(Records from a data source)
--

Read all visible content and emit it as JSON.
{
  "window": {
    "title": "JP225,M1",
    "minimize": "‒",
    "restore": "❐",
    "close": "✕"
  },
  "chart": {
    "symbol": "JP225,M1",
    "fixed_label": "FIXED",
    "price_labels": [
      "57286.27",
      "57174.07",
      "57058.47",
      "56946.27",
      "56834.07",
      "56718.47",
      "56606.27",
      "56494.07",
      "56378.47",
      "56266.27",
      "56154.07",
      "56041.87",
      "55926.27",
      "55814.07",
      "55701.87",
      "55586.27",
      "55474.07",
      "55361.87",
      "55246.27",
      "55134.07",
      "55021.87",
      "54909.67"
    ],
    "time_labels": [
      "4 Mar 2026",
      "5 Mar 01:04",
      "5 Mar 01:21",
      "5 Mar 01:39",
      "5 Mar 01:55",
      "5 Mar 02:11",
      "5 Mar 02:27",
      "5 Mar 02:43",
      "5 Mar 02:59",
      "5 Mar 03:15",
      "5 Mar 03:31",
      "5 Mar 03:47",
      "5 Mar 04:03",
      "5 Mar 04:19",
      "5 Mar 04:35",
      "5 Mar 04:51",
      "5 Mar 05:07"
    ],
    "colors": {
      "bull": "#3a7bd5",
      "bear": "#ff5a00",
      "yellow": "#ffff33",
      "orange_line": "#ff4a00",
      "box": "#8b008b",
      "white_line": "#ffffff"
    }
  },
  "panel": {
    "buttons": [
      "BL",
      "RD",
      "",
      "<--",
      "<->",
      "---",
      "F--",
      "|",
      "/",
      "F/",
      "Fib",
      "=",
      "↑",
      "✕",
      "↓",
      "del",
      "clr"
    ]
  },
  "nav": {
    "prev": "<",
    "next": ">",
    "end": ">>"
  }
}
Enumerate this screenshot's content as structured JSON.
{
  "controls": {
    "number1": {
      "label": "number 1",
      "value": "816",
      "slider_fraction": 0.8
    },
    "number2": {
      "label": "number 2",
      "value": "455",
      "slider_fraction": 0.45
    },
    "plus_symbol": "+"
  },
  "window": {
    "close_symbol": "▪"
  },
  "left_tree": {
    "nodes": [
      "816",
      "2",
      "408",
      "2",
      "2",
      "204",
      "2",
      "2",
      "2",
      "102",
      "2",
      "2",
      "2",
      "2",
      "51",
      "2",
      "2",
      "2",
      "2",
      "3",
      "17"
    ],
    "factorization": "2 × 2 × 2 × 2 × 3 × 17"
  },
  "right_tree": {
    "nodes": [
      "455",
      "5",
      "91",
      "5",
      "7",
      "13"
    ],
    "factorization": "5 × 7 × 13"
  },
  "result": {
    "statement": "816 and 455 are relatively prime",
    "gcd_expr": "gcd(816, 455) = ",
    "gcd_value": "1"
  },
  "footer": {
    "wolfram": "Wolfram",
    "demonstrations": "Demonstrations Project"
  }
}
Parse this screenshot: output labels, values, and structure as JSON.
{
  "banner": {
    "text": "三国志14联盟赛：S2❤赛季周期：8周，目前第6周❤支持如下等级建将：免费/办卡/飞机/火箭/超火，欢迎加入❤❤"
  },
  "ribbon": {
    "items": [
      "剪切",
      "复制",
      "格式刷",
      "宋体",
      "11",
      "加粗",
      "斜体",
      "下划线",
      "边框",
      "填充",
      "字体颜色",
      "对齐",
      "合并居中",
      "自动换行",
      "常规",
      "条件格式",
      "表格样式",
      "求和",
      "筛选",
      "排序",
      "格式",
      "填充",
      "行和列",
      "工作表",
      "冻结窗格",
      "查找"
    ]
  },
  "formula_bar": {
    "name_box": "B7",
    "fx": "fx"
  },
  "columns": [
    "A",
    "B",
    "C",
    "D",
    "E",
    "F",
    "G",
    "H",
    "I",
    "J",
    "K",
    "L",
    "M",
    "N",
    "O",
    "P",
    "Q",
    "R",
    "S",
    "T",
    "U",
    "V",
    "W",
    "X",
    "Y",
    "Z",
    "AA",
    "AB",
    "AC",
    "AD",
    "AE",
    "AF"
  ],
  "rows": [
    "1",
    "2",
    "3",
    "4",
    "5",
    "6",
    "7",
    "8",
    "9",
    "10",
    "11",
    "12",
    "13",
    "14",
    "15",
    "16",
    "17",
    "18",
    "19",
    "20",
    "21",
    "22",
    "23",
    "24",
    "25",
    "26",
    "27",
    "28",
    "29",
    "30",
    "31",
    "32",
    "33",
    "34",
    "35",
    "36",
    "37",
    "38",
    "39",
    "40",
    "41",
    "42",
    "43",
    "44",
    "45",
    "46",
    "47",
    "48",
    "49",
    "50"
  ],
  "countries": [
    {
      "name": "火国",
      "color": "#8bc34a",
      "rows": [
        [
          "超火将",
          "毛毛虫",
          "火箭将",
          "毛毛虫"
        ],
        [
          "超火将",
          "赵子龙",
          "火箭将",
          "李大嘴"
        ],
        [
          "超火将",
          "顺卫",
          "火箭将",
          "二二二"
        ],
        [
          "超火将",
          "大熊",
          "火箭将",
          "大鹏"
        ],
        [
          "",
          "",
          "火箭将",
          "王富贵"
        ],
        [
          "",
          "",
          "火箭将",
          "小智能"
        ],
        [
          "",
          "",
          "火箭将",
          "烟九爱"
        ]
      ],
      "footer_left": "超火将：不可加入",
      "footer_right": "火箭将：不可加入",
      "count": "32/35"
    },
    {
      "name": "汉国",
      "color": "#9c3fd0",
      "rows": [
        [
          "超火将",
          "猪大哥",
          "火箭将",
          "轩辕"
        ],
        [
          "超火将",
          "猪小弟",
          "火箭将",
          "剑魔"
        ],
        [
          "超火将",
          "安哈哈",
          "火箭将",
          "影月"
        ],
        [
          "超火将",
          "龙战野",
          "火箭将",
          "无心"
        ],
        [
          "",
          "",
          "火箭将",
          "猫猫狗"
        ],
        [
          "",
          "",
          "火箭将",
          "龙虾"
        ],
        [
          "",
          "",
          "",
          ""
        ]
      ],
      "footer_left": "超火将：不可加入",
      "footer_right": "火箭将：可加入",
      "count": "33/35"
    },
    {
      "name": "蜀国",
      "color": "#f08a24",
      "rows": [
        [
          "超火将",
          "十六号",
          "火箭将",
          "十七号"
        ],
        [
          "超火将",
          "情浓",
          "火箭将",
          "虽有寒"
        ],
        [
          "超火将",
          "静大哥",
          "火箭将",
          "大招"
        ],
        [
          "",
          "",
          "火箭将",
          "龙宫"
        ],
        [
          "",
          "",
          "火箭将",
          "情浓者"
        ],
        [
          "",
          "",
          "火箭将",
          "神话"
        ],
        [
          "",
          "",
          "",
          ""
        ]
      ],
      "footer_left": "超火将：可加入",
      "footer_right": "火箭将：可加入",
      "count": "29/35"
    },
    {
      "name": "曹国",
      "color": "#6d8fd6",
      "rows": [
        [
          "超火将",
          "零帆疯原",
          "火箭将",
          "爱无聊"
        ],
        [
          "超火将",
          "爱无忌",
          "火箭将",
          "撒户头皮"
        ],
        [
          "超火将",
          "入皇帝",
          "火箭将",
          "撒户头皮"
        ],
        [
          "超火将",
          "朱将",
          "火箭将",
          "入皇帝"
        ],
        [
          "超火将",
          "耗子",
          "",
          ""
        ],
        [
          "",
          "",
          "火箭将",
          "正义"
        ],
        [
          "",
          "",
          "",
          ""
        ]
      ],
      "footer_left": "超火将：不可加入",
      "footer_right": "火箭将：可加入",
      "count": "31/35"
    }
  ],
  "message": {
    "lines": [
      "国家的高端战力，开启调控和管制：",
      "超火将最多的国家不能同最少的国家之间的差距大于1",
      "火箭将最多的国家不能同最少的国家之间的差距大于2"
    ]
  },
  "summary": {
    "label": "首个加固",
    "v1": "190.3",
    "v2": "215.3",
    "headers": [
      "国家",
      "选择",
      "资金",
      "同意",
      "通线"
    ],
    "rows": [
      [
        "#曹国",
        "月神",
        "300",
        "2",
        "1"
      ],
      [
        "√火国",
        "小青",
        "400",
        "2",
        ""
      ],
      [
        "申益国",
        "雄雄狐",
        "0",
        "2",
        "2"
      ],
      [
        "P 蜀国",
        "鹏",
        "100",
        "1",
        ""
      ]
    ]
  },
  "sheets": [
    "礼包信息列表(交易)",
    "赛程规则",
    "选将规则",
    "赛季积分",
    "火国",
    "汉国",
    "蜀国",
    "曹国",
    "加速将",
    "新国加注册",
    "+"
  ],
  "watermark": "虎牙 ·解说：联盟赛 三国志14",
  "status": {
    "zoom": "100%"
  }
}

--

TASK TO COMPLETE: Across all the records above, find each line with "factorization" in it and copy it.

ANSWER SPACE:
    "factorization": "2 × 2 × 2 × 2 × 3 × 17"
    "factorization": "5 × 7 × 13"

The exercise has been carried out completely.